Reader Neko writes to say she’d like a little more information on where vanilla originally came from and how it came to be cultivated in places like Madagascar. Neko, I’d be delighted to write a little on that subject. In short, the history of vanilla is one of expropriation. It was originally cultivated by a coastal Mesoamerican people called the Totonac. They were conquered by the Aztecs who were in turn conquered by the Spaniards, from whom vanilla was stolen by the French and taken to the island of Réunion in the Indian Ocean.
Plantation owners on Réunion were feeling pretty clever until they realized that the vine cuttings they’d smuggled out of Mexico wouldn’t grow seed pods. Belgian botanist Charles Morren shortly realized that without the Melipona bee, which was native to the Mexican coast, vanilla orchids grown in other parts of the world couldn’t pollinate. And without pollination, any vanilla flowers that grew quickly browned and fell off the vine without producing pods. What few pods did grow on Réunion were the product of accidental pollination by ants and so on.
Attempts at artificial pollination were fruitless, no pun intended. The problem was a small membrane deep inside the orchid bloom that separated the stigma, the female pollen receiver, from the male pollen producer, the anther. The Melipona bee could lift the membrane and transfer pollen between the two, but no human tool could do it without destroying the blossom. Morren eventually invented an artificial method for pollinating the vanilla orchid, but is was so convoluted and expensive it wasn’t practical for the field.
Which is where a young man named Edmond Albius entered the picture and deprived Mexico of its global vanilla monopoly once and for all. Albius was a slave and an orphan, overall a 12-year-old nobody. But he was smart as a whip. He was born in 1829 on Réunion, and it just so happened that in 1841 he was sent to live with a noted French horticulturist by the name of Ferreol Bellier-Beaumont. Beaumont quickly took a liking to Albius, indeed practically adopted him as a son, and over time taught Albius just about everything he knew about plant husbandry.
Beaumont kept a few vanilla vines around his estate which he fiddled with from time to time to no effect whatsoever. So when Albius came to him one day to explain he’d succeeded in hand-pollinating vanilla orchids using a grass blade, Beaumont was more than a little skeptical. However shortly afterward vanilla pods started popping out all over Beaumont’s garden and he realized Albius was on to something. Beaumont quickly organized workshops for the owners and workers on the various estates on the island, which Albius oversaw. In time he developed a little bamboo tool to do the job of his grass blade, and in a few years the estate owners on Réunion were producing vanilla pods by the ton.
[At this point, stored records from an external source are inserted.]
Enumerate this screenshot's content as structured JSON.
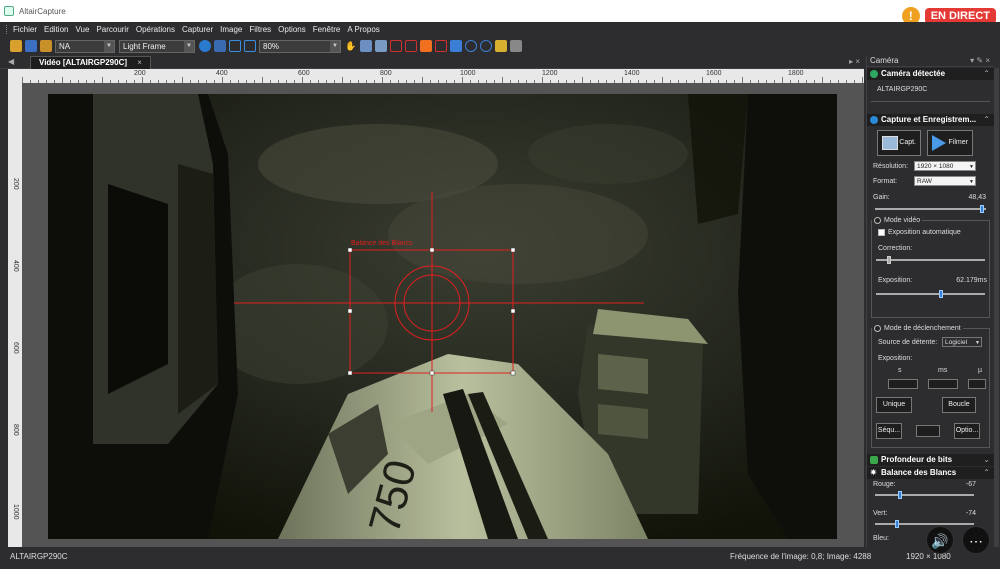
{
  "window": {
    "title": "AltairCapture"
  },
  "live": {
    "warning": "!",
    "badge": "EN DIRECT"
  },
  "menu": [
    "Fichier",
    "Edition",
    "Vue",
    "Parcourir",
    "Opérations",
    "Capturer",
    "Image",
    "Filtres",
    "Options",
    "Fenêtre",
    "A Propos"
  ],
  "toolbar": {
    "combo1": "NA",
    "combo2": "Light Frame",
    "zoom": "80%"
  },
  "doc": {
    "tab_label": "Vidéo [ALTAIRGP290C]",
    "close": "×"
  },
  "rulers": {
    "top": [
      "200",
      "400",
      "600",
      "800",
      "1000",
      "1200",
      "1400",
      "1600",
      "1800"
    ],
    "left": [
      "200",
      "400",
      "600",
      "800",
      "1000"
    ]
  },
  "overlay": {
    "label": "Balance des Blancs"
  },
  "panel": {
    "title": "Caméra",
    "camera_detected": "Caméra détectée",
    "camera_name": "ALTAIRGP290C",
    "capture_section": "Capture et Enregistrem...",
    "capture_button": "Capt.",
    "record_button": "Filmer",
    "resolution_label": "Résolution:",
    "resolution_value": "1920 × 1080",
    "format_label": "Format:",
    "format_value": "RAW",
    "gain_label": "Gain:",
    "gain_value": "48,43",
    "gain_level": 0.96,
    "video_mode": "Mode vidéo",
    "auto_exposure": "Exposition automatique",
    "correction_label": "Correction:",
    "correction_level": 0.12,
    "exposure_label": "Exposition:",
    "exposure_value": "62.179ms",
    "exposure_level": 0.6,
    "trigger_mode": "Mode de déclenchement",
    "trigger_source_label": "Source de détente:",
    "trigger_source_value": "Logiciel",
    "trigger_exposure_label": "Exposition:",
    "unit_s": "s",
    "unit_ms": "ms",
    "unit_us": "µ",
    "single_button": "Unique",
    "loop_button": "Boucle",
    "sequence_button": "Séqu...",
    "options_button": "Optio...",
    "bit_depth_section": "Profondeur de bits",
    "wb_section": "Balance des Blancs",
    "red_label": "Rouge:",
    "red_value": "-67",
    "red_level": 0.25,
    "green_label": "Vert:",
    "green_value": "-74",
    "green_level": 0.22,
    "blue_label": "Bleu:"
  },
  "status": {
    "camera": "ALTAIRGP290C",
    "frame_rate": "Fréquence de l'image: 0,8; Image: 4288",
    "resolution": "1920 × 1080"
  },
  "colors": {
    "crosshair": "#e02020",
    "live_badge": "#e53935",
    "accent": "#3b7dd8"
  }
}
As you might expect, Albius’ discovery didn’t go down too well in horticultural circles in the French colonies. None of the PhD’s there liked being outdone by a slave boy. And indeed it wasn’t long before noted botanist Jean Richard claimed he’d invented the technique and taught it to Albius. Numerous protests by Beaumont and other Réunion landowners — backed by documentation — eventually set things to rights. But being a slave Albius never profited from his discovery, even after slavery was abolished in French-owned territories in 1848. Albius fell on hard times after that year, and even served time in jail for robbery. But he always had a place to live while Beaumont was alive. When he was freed from prison after serving five years of a 10-year sentence, Beaumont gave him a house where he lived for the rest of his life.